If little remains for creditors after deducting the sales costs and the trustee's fee, the trustee will likely decide not to sell the car in a process known as abandoning the property.
If the car has a significant amount of equity and the trustee plans to sell it, some trustees will let you pay to keep your vehicle. For instance, the trustee might agree to give you a few months to pay for the equity minus what the trustee would have to pay in sales costs. Debtors usually use the income earned after the bankruptcy or get a loan from friends or family.
In Chapter 7 bankruptcy, here's what the trustee will do if there's enough nonexempt equity in the vehicle to sell it for creditors:
Example 1. Suppose you own a car outright worth $5,000, and your state allows a $6,000 car exemption. You can fully protect the equity and keep your vehicle.
Example 2. Suppose you have $5,000 in equity, but your state only has a $2,000 motor vehicle exemption and no wildcard exemption. The bankruptcy trustee will sell your car and pay you the $2,000 exemption. The trustee will disperse the rest to creditors after deducting sales costs and the trustee fee.
Even if you can exempt your equity, you'll face another hurdle if you have a car loan. You'll need to be current on payments. Find out when a lender can recover your car and other car loan options available in Chapter 7.
When you finance a car, the lender gets the right to recover the vehicle if you don't pay as agreed. The "lien" that gives the lender these rights doesn't go away in bankruptcy.

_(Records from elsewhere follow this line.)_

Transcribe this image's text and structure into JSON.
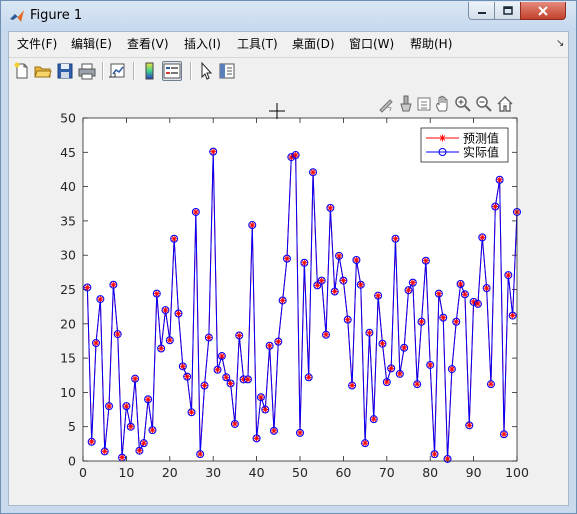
{
  "window": {
    "title": "Figure 1",
    "controls": {
      "minimize_icon": "minimize-icon",
      "maximize_icon": "maximize-icon",
      "close_icon": "close-icon"
    }
  },
  "menu": {
    "items": [
      "文件(F)",
      "编辑(E)",
      "查看(V)",
      "插入(I)",
      "工具(T)",
      "桌面(D)",
      "窗口(W)",
      "帮助(H)"
    ]
  },
  "toolbar": {
    "icons": [
      "new-figure-icon",
      "open-file-icon",
      "save-icon",
      "print-icon",
      "link-plot-icon",
      "colorbar-icon",
      "legend-icon",
      "edit-plot-icon",
      "property-inspector-icon"
    ]
  },
  "axes_toolbar": {
    "icons": [
      "brush-icon",
      "data-tips-icon",
      "insert-icon",
      "pan-icon",
      "zoom-in-icon",
      "zoom-out-icon",
      "home-icon"
    ]
  },
  "colors": {
    "predicted": "#ff0000",
    "actual": "#0000ff",
    "axes_bg": "#ffffff",
    "figure_bg": "#f0f0f0"
  },
  "chart_data": {
    "type": "line",
    "title": "",
    "xlabel": "",
    "ylabel": "",
    "xlim": [
      0,
      100
    ],
    "ylim": [
      0,
      50
    ],
    "xticks": [
      0,
      10,
      20,
      30,
      40,
      50,
      60,
      70,
      80,
      90,
      100
    ],
    "yticks": [
      0,
      5,
      10,
      15,
      20,
      25,
      30,
      35,
      40,
      45,
      50
    ],
    "grid": false,
    "legend_position": "top-right",
    "x": [
      1,
      2,
      3,
      4,
      5,
      6,
      7,
      8,
      9,
      10,
      11,
      12,
      13,
      14,
      15,
      16,
      17,
      18,
      19,
      20,
      21,
      22,
      23,
      24,
      25,
      26,
      27,
      28,
      29,
      30,
      31,
      32,
      33,
      34,
      35,
      36,
      37,
      38,
      39,
      40,
      41,
      42,
      43,
      44,
      45,
      46,
      47,
      48,
      49,
      50,
      51,
      52,
      53,
      54,
      55,
      56,
      57,
      58,
      59,
      60,
      61,
      62,
      63,
      64,
      65,
      66,
      67,
      68,
      69,
      70,
      71,
      72,
      73,
      74,
      75,
      76,
      77,
      78,
      79,
      80,
      81,
      82,
      83,
      84,
      85,
      86,
      87,
      88,
      89,
      90,
      91,
      92,
      93,
      94,
      95,
      96,
      97,
      98,
      99,
      100
    ],
    "series": [
      {
        "name": "预测值",
        "marker": "asterisk",
        "values": [
          25.3,
          2.8,
          17.2,
          23.6,
          1.4,
          8.0,
          25.7,
          18.5,
          0.5,
          8.0,
          5.0,
          12.0,
          1.5,
          2.6,
          9.0,
          4.5,
          24.4,
          16.4,
          22.0,
          17.6,
          32.4,
          21.5,
          13.8,
          12.3,
          7.1,
          36.3,
          1.0,
          11.0,
          18.0,
          45.1,
          13.3,
          15.3,
          12.2,
          11.3,
          5.4,
          18.3,
          11.9,
          11.9,
          34.4,
          3.3,
          9.3,
          7.5,
          16.8,
          4.4,
          17.4,
          23.4,
          29.5,
          44.3,
          44.6,
          4.1,
          28.9,
          12.2,
          42.1,
          25.6,
          26.3,
          18.4,
          36.9,
          24.7,
          29.9,
          26.3,
          20.6,
          11.0,
          29.3,
          25.7,
          2.6,
          18.7,
          6.1,
          24.1,
          17.1,
          11.5,
          13.5,
          32.4,
          12.7,
          16.5,
          24.9,
          26.0,
          11.2,
          20.3,
          29.2,
          14.0,
          1.0,
          24.4,
          20.9,
          0.3,
          13.4,
          20.3,
          25.8,
          24.3,
          5.2,
          23.2,
          22.9,
          32.6,
          25.2,
          11.2,
          37.1,
          41.0,
          3.9,
          27.1,
          21.2,
          36.3
        ]
      },
      {
        "name": "实际值",
        "marker": "circle",
        "values": [
          25.3,
          2.8,
          17.2,
          23.6,
          1.4,
          8.0,
          25.7,
          18.5,
          0.5,
          8.0,
          5.0,
          12.0,
          1.5,
          2.6,
          9.0,
          4.5,
          24.4,
          16.4,
          22.0,
          17.6,
          32.4,
          21.5,
          13.8,
          12.3,
          7.1,
          36.3,
          1.0,
          11.0,
          18.0,
          45.1,
          13.3,
          15.3,
          12.2,
          11.3,
          5.4,
          18.3,
          11.9,
          11.9,
          34.4,
          3.3,
          9.3,
          7.5,
          16.8,
          4.4,
          17.4,
          23.4,
          29.5,
          44.3,
          44.6,
          4.1,
          28.9,
          12.2,
          42.1,
          25.6,
          26.3,
          18.4,
          36.9,
          24.7,
          29.9,
          26.3,
          20.6,
          11.0,
          29.3,
          25.7,
          2.6,
          18.7,
          6.1,
          24.1,
          17.1,
          11.5,
          13.5,
          32.4,
          12.7,
          16.5,
          24.9,
          26.0,
          11.2,
          20.3,
          29.2,
          14.0,
          1.0,
          24.4,
          20.9,
          0.3,
          13.4,
          20.3,
          25.8,
          24.3,
          5.2,
          23.2,
          22.9,
          32.6,
          25.2,
          11.2,
          37.1,
          41.0,
          3.9,
          27.1,
          21.2,
          36.3
        ]
      }
    ]
  }
}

If your payments aren't current when you file, the lender can ask the bankruptcy court to allow repossession immediately. Or, the lender can wait until the automatic stay gets lifted when the Chapter 7 case ends. The reason the lender can do this is because of the lien rights.
Unlike Chapter 13, Chapter 7 doesn't have a mechanism to help you get caught up on a payment. Consider filing for Chapter 13 if you need to make up missed payments over time to keep the vehicle.
Example 1. Suppose you have a car worth $5,000 but still owe $6,000 on your auto loan. Because you owe more than it's worth and the lender gets paid first, the trustee won't take the car. You'll be able to keep it if you have current payments.
Example 2. Suppose your car is worth $10,000. You owe $4,000 on your car loan, but you're four payments behind. You'll need a motor vehicle or wildcard exemption of at least $6,000 to protect the equity and prevent the trustee from selling it. But the lender can still take the car back because of the late payments.
It's not uncommon to owe more on a car loan than it's worth. If you don't have any equity in your vehicle, consider "redeeming" your car loan. Chapter 7 redemption allows you to keep a car if you can pay the lender the car's value in one lump sum.
Learn more about redeeming a car for its actual value in Chapter 7.
In addition to making regular car payments, you might want to "reaffirm" your car loan by entering into a new contract. Why? Because Chapter 7 erases the agreement between you and the lender (but not the lien, as discussed above).
Even if your lender doesn't require a reaffirmation agreement, you might want to sign one if you're afraid of losing the car. Without a reaffirmation agreement, the lender can take the car back for any reason, even if you're current. And your payments won't show up on your credit report.
However, there are benefits to forgoing a reaffirmation agreement. You can return the car whenever you like at no cost, even if it needs significant repairs or incurred damage in an accident. Also, suppose the lender repossesses the vehicle and doesn't get enough at auction to cover the balance. In that case, without a contract in place, the lender couldn't sue you for the outstanding "deficiency" amount.
You'll want to know what you'll keep and what you'll lose before filing for Chapter 7 bankruptcy because once you file, you don't have an automatic right to back out of the case. A local bankruptcy lawyer can help by reviewing your qualifications and, if Chapter 7 is available to you, discussing what will happen to your property.
We wholeheartedly encourage research and learning, but online articles can't address all bankruptcy issues or the facts of your case. The best way to protect your assets in bankruptcy is by hiring a local bankruptcy lawyer.